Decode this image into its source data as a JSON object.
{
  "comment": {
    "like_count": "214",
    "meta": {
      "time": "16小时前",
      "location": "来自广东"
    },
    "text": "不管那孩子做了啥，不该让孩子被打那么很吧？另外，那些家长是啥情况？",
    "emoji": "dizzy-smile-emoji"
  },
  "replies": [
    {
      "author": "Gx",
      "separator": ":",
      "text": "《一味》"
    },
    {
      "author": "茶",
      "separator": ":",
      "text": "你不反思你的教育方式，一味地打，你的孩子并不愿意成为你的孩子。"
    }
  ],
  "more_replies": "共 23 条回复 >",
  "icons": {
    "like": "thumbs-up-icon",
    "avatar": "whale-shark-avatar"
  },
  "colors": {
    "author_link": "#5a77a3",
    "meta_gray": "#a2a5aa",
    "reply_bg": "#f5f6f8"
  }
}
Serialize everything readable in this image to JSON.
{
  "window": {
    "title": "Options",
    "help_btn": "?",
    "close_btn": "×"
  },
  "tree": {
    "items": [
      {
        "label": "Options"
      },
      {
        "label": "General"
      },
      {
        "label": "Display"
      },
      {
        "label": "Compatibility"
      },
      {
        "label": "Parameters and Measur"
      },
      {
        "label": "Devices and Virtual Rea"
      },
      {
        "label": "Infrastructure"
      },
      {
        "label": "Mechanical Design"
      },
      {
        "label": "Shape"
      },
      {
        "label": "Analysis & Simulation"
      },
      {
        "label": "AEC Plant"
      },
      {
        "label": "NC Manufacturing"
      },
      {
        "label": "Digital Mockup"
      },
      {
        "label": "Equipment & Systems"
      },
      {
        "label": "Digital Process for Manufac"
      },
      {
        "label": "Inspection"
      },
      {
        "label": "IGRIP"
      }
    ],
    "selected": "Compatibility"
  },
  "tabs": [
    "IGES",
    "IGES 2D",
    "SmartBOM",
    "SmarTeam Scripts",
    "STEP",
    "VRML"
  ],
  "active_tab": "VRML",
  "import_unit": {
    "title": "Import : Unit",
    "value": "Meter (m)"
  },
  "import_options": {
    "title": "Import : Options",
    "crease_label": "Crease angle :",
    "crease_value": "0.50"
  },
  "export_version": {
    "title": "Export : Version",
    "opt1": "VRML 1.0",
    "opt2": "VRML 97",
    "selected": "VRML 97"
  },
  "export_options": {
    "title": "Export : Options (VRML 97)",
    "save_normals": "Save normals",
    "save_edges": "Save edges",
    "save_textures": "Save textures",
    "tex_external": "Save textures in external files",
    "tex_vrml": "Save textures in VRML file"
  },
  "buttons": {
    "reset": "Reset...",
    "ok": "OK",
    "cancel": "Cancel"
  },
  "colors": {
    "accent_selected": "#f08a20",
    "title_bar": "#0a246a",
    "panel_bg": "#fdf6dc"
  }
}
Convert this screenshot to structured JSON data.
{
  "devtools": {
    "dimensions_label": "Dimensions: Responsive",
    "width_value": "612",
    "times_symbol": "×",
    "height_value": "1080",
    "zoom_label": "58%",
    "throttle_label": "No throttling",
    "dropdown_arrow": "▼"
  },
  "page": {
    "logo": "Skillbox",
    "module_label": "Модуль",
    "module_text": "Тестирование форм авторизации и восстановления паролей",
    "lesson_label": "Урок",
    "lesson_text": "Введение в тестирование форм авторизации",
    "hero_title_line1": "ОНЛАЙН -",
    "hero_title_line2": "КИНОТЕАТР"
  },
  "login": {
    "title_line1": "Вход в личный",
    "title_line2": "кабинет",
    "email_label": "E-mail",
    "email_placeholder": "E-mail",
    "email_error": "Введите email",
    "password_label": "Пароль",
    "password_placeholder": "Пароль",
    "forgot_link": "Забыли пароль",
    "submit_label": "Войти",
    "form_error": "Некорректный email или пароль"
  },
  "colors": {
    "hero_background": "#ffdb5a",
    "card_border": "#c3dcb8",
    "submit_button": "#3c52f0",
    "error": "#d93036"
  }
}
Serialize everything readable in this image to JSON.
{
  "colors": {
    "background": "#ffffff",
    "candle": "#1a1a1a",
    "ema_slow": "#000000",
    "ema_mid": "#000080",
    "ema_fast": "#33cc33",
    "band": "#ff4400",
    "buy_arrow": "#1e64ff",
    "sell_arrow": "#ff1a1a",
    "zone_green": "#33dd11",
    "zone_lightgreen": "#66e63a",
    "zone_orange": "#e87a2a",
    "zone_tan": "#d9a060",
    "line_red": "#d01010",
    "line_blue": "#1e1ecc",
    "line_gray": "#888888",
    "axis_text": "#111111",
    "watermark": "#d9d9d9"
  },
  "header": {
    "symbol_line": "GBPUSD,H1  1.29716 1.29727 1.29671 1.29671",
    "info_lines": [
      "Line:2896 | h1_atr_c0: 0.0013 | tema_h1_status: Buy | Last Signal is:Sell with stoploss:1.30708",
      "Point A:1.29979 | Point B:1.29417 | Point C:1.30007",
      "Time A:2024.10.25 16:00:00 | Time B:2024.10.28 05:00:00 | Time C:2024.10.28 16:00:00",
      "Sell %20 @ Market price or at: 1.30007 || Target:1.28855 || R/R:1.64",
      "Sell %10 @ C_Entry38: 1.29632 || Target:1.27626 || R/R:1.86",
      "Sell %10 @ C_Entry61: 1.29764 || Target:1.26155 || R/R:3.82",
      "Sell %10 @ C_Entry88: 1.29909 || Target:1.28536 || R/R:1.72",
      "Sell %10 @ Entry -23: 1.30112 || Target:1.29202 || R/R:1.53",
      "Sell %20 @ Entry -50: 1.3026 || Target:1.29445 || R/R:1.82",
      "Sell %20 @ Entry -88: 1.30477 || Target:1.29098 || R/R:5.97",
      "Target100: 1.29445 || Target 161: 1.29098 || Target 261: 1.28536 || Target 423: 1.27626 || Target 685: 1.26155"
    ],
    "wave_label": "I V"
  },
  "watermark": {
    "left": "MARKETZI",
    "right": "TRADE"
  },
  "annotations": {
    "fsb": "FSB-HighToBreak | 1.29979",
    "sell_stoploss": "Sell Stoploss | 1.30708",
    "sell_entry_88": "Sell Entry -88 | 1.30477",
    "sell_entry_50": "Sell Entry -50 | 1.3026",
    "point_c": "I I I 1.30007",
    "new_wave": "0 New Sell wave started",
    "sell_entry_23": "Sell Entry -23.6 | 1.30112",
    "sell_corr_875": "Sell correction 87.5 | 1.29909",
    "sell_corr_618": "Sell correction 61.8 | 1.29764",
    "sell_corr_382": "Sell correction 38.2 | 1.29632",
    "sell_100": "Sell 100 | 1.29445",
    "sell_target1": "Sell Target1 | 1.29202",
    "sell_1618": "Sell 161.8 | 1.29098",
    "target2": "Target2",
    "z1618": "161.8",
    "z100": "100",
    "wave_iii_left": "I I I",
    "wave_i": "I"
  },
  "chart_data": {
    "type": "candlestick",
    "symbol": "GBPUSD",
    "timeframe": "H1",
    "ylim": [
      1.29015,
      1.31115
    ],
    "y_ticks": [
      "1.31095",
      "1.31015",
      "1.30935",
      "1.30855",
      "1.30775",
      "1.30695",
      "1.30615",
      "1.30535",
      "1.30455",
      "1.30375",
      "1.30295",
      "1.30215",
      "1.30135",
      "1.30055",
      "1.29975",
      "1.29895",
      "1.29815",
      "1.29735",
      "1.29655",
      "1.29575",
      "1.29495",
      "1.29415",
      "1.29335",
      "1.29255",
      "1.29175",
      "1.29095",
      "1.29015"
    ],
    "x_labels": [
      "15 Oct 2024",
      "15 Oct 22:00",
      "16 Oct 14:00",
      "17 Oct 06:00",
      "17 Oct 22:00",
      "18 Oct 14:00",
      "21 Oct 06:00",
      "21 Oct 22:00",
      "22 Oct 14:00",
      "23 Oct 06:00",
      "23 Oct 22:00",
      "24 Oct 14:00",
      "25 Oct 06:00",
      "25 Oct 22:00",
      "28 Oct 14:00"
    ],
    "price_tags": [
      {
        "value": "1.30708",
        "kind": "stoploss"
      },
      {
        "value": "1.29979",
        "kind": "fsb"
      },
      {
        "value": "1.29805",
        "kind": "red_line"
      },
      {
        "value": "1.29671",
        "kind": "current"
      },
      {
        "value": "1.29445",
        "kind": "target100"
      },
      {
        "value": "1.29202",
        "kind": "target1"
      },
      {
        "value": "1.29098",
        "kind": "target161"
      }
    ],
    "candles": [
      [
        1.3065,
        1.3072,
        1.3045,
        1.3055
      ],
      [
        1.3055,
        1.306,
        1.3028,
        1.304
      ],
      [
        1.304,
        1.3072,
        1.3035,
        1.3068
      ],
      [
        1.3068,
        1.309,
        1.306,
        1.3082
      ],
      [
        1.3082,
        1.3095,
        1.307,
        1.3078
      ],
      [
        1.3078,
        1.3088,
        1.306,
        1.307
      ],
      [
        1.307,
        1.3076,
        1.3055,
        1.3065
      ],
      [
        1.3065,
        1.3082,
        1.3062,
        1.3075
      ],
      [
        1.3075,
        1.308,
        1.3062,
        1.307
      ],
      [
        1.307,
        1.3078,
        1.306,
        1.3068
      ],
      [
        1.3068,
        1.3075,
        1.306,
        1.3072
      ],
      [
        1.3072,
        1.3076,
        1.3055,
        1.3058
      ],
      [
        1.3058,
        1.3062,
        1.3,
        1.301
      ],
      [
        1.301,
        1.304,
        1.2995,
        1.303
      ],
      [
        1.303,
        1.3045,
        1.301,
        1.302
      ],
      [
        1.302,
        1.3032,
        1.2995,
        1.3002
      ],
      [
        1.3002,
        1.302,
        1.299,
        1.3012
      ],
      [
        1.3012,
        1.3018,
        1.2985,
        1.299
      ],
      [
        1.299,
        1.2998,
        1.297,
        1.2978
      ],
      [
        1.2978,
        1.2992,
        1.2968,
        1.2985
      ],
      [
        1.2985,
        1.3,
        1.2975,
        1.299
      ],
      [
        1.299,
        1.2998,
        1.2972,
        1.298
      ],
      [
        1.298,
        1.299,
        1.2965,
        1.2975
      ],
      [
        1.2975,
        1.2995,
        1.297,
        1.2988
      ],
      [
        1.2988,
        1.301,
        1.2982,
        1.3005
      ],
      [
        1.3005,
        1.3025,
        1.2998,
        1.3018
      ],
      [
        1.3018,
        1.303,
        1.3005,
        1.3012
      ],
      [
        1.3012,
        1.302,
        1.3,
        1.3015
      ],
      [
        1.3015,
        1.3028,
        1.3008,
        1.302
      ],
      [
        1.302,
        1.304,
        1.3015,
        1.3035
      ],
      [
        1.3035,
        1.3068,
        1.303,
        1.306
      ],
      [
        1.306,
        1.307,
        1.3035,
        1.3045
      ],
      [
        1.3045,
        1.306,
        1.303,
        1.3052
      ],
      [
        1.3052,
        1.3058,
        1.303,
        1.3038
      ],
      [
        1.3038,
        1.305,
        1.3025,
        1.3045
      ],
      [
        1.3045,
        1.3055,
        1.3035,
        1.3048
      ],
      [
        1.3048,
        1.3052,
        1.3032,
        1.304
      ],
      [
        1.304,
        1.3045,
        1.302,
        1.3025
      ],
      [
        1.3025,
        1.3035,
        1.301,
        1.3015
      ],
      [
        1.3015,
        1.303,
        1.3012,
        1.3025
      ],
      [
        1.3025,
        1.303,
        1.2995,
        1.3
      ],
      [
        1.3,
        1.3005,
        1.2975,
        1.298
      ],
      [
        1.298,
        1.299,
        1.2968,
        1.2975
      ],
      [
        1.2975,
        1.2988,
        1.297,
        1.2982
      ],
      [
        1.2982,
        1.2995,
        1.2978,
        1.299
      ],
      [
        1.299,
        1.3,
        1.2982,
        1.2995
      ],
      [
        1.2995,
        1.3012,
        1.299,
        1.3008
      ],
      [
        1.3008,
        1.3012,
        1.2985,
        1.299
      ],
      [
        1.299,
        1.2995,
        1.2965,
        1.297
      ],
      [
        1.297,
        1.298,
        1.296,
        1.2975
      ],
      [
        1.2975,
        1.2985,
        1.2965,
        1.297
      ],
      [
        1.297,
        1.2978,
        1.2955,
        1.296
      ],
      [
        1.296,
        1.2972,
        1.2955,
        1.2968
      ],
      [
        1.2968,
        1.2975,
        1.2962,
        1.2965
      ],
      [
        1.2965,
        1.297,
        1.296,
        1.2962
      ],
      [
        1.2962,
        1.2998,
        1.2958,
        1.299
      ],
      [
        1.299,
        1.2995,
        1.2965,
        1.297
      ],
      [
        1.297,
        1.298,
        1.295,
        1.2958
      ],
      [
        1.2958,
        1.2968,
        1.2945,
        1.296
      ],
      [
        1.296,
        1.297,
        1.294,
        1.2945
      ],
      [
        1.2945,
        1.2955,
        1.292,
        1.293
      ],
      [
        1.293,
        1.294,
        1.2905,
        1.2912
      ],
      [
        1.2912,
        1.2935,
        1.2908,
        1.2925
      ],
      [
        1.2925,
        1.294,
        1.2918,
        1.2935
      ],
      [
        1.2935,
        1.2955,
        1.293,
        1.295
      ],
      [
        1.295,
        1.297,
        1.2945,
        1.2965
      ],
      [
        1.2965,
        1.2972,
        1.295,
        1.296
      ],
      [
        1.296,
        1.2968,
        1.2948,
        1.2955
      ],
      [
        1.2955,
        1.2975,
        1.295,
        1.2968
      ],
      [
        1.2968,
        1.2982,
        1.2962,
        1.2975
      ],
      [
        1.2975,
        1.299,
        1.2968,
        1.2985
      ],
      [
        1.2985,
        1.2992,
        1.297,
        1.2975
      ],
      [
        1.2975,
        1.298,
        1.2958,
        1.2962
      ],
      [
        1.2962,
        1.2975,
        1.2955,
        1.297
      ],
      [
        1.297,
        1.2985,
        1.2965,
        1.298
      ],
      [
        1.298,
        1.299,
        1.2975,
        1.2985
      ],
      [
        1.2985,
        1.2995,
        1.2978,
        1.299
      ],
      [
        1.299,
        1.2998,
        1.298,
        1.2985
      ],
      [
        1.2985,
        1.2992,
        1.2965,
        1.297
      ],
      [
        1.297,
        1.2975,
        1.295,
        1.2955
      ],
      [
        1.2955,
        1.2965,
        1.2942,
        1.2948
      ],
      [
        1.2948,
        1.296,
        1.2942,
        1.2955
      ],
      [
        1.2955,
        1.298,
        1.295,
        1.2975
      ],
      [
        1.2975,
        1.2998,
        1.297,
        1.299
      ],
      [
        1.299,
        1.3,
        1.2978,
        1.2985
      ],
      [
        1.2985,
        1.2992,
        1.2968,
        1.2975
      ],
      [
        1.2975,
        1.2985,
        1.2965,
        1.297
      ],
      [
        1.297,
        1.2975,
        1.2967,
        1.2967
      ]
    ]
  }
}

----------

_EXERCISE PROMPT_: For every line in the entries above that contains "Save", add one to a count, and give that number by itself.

_TASK OUTPUT_: 5